Exclude images and print all the records verbatim.

*** Opening of GIVEN DATA ***

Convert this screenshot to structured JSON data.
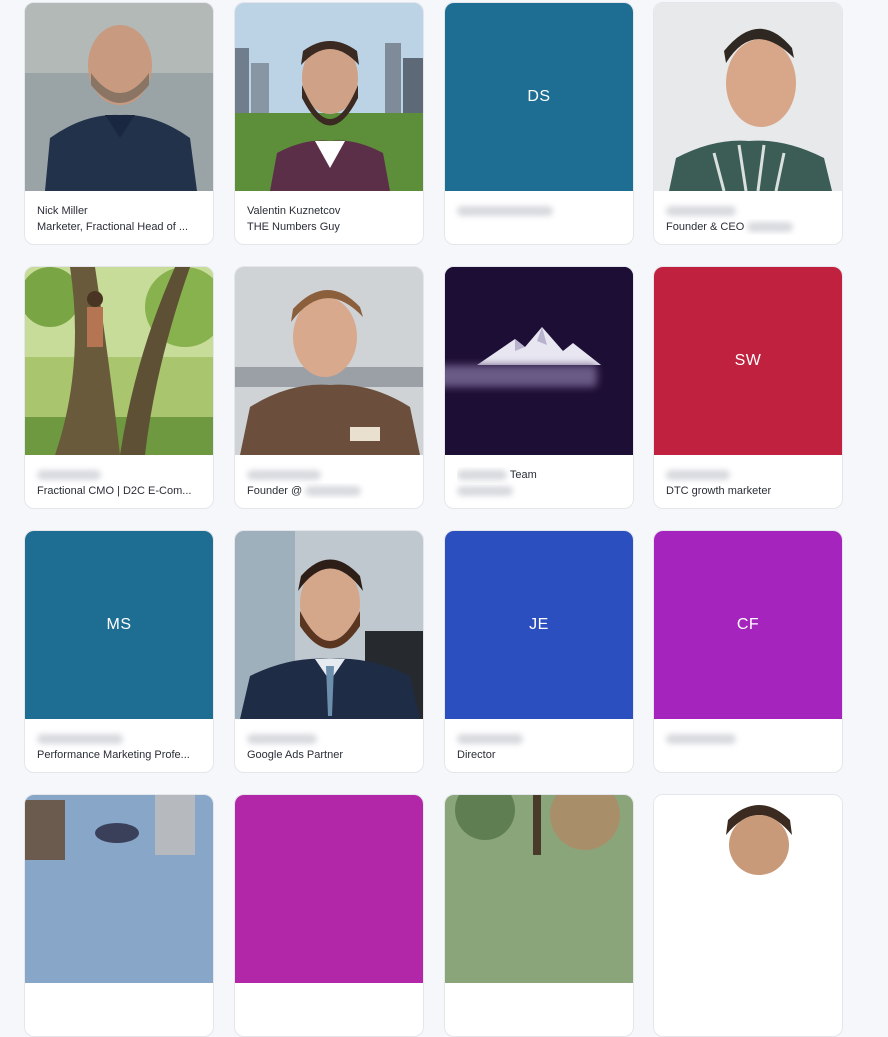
{
  "colors": {
    "teal": "#1e6e94",
    "blue": "#2b4fbf",
    "crimson": "#c0213e",
    "magenta": "#a524be",
    "navy_purple": "#1d0e35",
    "card_bg": "#ffffff",
    "page_bg": "#f6f7fa"
  },
  "cards": [
    {
      "type": "photo",
      "icon": "person-photo",
      "line1": "Nick Miller",
      "line2": "Marketer, Fractional Head of ..."
    },
    {
      "type": "photo",
      "icon": "person-photo",
      "line1": "Valentin Kuznetcov",
      "line2": "THE Numbers Guy"
    },
    {
      "type": "initials",
      "initials": "DS",
      "color": "#1e6e94",
      "line1": "",
      "line2": ""
    },
    {
      "type": "photo",
      "icon": "person-photo",
      "line1": "",
      "line2": "Founder & CEO"
    },
    {
      "type": "photo",
      "icon": "tree-climber-photo",
      "line1": "",
      "line2": "Fractional CMO | D2C E-Com..."
    },
    {
      "type": "photo",
      "icon": "person-photo",
      "line1": "",
      "line2": "Founder @"
    },
    {
      "type": "logo",
      "icon": "mountain-logo-icon",
      "line1": "Team",
      "line2": ""
    },
    {
      "type": "initials",
      "initials": "SW",
      "color": "#c0213e",
      "line1": "",
      "line2": "DTC growth marketer"
    },
    {
      "type": "initials",
      "initials": "MS",
      "color": "#1e6e94",
      "line1": "",
      "line2": "Performance Marketing Profe..."
    },
    {
      "type": "photo",
      "icon": "person-photo",
      "line1": "",
      "line2": "Google Ads Partner"
    },
    {
      "type": "initials",
      "initials": "JE",
      "color": "#2b4fbf",
      "line1": "",
      "line2": "Director"
    },
    {
      "type": "initials",
      "initials": "CF",
      "color": "#a524be",
      "line1": "",
      "line2": ""
    }
  ]
}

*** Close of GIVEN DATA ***

## OUTPUT BELOW
Convert this screenshot to structured JSON data.
{
  "colors": {
    "teal": "#1e6e94",
    "blue": "#2b4fbf",
    "crimson": "#c0213e",
    "magenta": "#a524be",
    "navy_purple": "#1d0e35",
    "card_bg": "#ffffff",
    "page_bg": "#f6f7fa"
  },
  "cards": [
    {
      "type": "photo",
      "icon": "person-photo",
      "line1": "Nick Miller",
      "line2": "Marketer, Fractional Head of ..."
    },
    {
      "type": "photo",
      "icon": "person-photo",
      "line1": "Valentin Kuznetcov",
      "line2": "THE Numbers Guy"
    },
    {
      "type": "initials",
      "initials": "DS",
      "color": "#1e6e94",
      "line1": "",
      "line2": ""
    },
    {
      "type": "photo",
      "icon": "person-photo",
      "line1": "",
      "line2": "Founder & CEO"
    },
    {
      "type": "photo",
      "icon": "tree-climber-photo",
      "line1": "",
      "line2": "Fractional CMO | D2C E-Com..."
    },
    {
      "type": "photo",
      "icon": "person-photo",
      "line1": "",
      "line2": "Founder @"
    },
    {
      "type": "logo",
      "icon": "mountain-logo-icon",
      "line1": "Team",
      "line2": ""
    },
    {
      "type": "initials",
      "initials": "SW",
      "color": "#c0213e",
      "line1": "",
      "line2": "DTC growth marketer"
    },
    {
      "type": "initials",
      "initials": "MS",
      "color": "#1e6e94",
      "line1": "",
      "line2": "Performance Marketing Profe..."
    },
    {
      "type": "photo",
      "icon": "person-photo",
      "line1": "",
      "line2": "Google Ads Partner"
    },
    {
      "type": "initials",
      "initials": "JE",
      "color": "#2b4fbf",
      "line1": "",
      "line2": "Director"
    },
    {
      "type": "initials",
      "initials": "CF",
      "color": "#a524be",
      "line1": "",
      "line2": ""
    }
  ]
}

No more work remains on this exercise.